The ability to retro-convert into a stem cell-like state was also evident in the neoplastic counterparts of the mammary gland cells, which could have major implications for the development of cancer therapies designed to eliminate cancer stem cells (CSCs), the researchers suggest. The potential for differentiated cancer cells to revert back into a stem cell state means the tumor may actually be able to generate a limitless supply of cancer stem cells for propagating itself.
On the positive side, the findings hint at the potential to generate patient- and tissue-specific stem-like cells in vitro via spontaneous conversion of a patient’s own terminally differentiated epithelial cells without the need for any genetic alteration. Such stem-like cells could be important for regenerative therapies, they note. The Whitehead Institute team’s research is published in PNAS in a paper titled “Normal and neoplastic nonstem cells can spontaneously convert to a stem-like state.”
The Whitehead Institute research started when Christine Chaffer, Ph.D., noticed that human mammary epithelial (HME) cell cultures in their normal mammary epithelial growth medium contained a small proportion of cells that grew as floating cells above the majority population of adherent cells. These population, termed HME–floating cells (HME-flopcs), were then collected and cultured separately, yielding fully viable and, this time, adherent cell populations.

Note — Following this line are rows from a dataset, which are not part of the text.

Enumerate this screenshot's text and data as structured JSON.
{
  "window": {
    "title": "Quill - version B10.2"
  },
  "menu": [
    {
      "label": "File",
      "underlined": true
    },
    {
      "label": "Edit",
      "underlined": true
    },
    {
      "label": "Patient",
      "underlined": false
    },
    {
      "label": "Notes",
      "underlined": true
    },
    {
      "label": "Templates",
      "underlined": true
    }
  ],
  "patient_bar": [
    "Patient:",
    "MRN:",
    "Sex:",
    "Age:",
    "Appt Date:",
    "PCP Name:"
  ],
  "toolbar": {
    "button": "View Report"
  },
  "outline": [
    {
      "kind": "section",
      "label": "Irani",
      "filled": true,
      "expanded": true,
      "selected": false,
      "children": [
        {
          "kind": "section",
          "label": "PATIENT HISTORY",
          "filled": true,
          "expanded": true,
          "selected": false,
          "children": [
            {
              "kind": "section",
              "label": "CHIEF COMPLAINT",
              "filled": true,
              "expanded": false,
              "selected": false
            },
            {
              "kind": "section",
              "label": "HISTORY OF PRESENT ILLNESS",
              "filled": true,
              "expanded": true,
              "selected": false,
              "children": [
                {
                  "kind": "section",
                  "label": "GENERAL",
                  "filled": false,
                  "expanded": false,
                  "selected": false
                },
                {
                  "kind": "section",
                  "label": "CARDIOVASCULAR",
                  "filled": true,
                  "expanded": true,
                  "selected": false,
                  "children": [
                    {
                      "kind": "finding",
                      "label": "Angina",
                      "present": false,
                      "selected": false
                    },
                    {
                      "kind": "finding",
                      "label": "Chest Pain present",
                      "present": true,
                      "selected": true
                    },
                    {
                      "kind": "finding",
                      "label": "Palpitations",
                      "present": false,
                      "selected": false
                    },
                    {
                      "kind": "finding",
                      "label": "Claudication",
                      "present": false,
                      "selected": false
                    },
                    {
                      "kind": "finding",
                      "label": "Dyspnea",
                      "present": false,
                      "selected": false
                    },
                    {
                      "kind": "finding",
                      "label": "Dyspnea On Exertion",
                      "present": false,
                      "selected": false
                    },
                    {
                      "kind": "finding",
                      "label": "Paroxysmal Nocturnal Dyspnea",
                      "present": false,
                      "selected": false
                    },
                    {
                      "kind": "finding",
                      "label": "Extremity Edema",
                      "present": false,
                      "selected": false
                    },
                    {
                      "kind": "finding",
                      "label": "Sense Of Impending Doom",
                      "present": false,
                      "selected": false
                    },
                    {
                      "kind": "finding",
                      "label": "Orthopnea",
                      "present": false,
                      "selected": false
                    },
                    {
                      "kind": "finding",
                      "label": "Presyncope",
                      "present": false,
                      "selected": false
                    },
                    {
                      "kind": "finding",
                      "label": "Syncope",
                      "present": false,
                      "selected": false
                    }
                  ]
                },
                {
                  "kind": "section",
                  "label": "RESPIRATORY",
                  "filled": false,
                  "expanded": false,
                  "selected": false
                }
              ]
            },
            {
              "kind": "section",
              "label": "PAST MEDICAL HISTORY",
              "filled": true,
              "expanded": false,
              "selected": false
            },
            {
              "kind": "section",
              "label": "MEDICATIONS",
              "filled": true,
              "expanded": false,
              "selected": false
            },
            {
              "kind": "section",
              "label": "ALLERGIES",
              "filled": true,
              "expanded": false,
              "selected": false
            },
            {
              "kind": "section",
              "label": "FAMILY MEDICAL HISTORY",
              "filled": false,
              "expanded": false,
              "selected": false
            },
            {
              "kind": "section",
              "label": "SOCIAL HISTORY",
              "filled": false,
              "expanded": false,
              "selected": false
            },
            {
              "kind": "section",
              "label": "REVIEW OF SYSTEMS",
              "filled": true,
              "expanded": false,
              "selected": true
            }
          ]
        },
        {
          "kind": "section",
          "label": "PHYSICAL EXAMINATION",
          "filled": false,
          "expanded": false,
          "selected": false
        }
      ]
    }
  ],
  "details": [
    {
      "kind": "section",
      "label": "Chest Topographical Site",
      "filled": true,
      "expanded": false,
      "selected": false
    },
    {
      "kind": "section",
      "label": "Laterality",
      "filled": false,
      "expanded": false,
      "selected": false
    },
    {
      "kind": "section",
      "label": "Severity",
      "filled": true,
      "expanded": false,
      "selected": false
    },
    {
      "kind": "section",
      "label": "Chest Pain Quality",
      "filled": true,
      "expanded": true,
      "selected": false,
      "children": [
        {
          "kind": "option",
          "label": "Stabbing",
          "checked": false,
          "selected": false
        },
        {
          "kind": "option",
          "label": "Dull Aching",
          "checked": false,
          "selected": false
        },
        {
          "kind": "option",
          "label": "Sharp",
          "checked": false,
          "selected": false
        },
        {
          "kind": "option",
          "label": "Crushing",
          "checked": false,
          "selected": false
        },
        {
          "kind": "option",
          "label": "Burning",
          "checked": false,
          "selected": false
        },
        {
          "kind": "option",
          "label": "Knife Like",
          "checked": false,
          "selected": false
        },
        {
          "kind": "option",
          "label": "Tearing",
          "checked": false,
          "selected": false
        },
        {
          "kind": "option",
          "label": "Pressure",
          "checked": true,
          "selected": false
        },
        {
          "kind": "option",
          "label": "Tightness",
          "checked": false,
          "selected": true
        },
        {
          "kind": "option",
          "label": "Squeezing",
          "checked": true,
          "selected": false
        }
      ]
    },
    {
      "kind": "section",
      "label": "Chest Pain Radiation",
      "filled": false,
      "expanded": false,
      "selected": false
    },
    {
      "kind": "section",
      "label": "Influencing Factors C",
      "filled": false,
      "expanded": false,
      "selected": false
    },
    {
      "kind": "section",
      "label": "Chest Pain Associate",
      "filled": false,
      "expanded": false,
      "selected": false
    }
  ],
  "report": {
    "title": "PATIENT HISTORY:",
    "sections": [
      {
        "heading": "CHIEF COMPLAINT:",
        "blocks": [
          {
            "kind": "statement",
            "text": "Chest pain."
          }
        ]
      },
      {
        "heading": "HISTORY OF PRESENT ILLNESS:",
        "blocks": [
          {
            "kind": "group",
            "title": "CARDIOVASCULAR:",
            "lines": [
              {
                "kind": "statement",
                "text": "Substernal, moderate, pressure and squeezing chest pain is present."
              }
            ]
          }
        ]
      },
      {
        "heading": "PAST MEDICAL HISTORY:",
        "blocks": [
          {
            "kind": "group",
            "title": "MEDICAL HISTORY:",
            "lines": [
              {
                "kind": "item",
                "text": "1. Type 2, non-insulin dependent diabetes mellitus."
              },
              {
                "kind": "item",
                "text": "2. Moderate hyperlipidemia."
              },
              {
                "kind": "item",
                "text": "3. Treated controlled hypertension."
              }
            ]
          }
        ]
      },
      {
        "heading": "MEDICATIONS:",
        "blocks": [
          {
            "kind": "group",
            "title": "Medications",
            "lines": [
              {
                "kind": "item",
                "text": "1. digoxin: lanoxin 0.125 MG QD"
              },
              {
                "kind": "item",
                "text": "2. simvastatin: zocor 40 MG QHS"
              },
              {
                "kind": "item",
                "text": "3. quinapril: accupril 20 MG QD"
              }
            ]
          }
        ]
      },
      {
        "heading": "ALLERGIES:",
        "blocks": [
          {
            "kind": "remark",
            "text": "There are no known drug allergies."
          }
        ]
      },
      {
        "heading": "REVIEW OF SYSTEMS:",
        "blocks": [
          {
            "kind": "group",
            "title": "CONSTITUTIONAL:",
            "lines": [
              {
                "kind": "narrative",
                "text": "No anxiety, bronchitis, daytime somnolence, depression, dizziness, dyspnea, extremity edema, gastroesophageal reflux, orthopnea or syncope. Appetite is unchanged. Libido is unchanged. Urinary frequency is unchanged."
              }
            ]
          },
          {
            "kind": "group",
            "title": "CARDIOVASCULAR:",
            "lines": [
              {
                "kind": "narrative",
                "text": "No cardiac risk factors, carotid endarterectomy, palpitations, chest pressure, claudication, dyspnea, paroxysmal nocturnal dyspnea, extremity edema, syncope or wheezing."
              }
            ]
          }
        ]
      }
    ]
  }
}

One of the HEM-flopcs cell types in the culture displayed markers similar to mammary progenitor/stem cells. The researchers were subsequently able to verify that this stem cell-like population had arisen from differentiated cells, and showed these cells could spontaneously generate cancer stem-like cells in mice.
The authors admit that further research needs to be undertaken to determine the mechanism underlying the de novo generation of CSCs from non-CSCs in vivo. However, as Dr. Chaffer and her colleagues point out, “our results further emphasize the pathological implications of cellular plasticity in cancer development, progression, and recurrence.

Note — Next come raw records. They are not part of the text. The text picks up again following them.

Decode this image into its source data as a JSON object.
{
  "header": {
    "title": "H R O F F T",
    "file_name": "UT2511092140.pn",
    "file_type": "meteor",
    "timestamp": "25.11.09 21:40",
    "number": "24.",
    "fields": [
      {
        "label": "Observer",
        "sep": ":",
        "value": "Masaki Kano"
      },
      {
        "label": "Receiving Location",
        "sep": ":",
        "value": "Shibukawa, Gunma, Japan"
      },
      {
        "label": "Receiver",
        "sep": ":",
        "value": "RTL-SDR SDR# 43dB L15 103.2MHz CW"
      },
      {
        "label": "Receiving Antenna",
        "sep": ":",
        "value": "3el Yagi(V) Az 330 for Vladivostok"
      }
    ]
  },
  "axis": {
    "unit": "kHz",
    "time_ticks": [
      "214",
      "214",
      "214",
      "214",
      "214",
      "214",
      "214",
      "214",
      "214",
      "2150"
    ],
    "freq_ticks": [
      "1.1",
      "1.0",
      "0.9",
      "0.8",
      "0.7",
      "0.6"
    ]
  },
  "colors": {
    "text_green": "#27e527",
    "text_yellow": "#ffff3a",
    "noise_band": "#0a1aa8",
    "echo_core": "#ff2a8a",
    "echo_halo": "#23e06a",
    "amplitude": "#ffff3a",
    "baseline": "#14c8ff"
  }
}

“This plasticity can occur naturally, and it seems that the trigger may be a physiological mechanism for restoring a pool of stem cells. We believe that certain cells are more susceptible to such a trigger and therefore conversion from a differentiated to a stem-like state, and that this process occurs more frequently in cancerous cells.”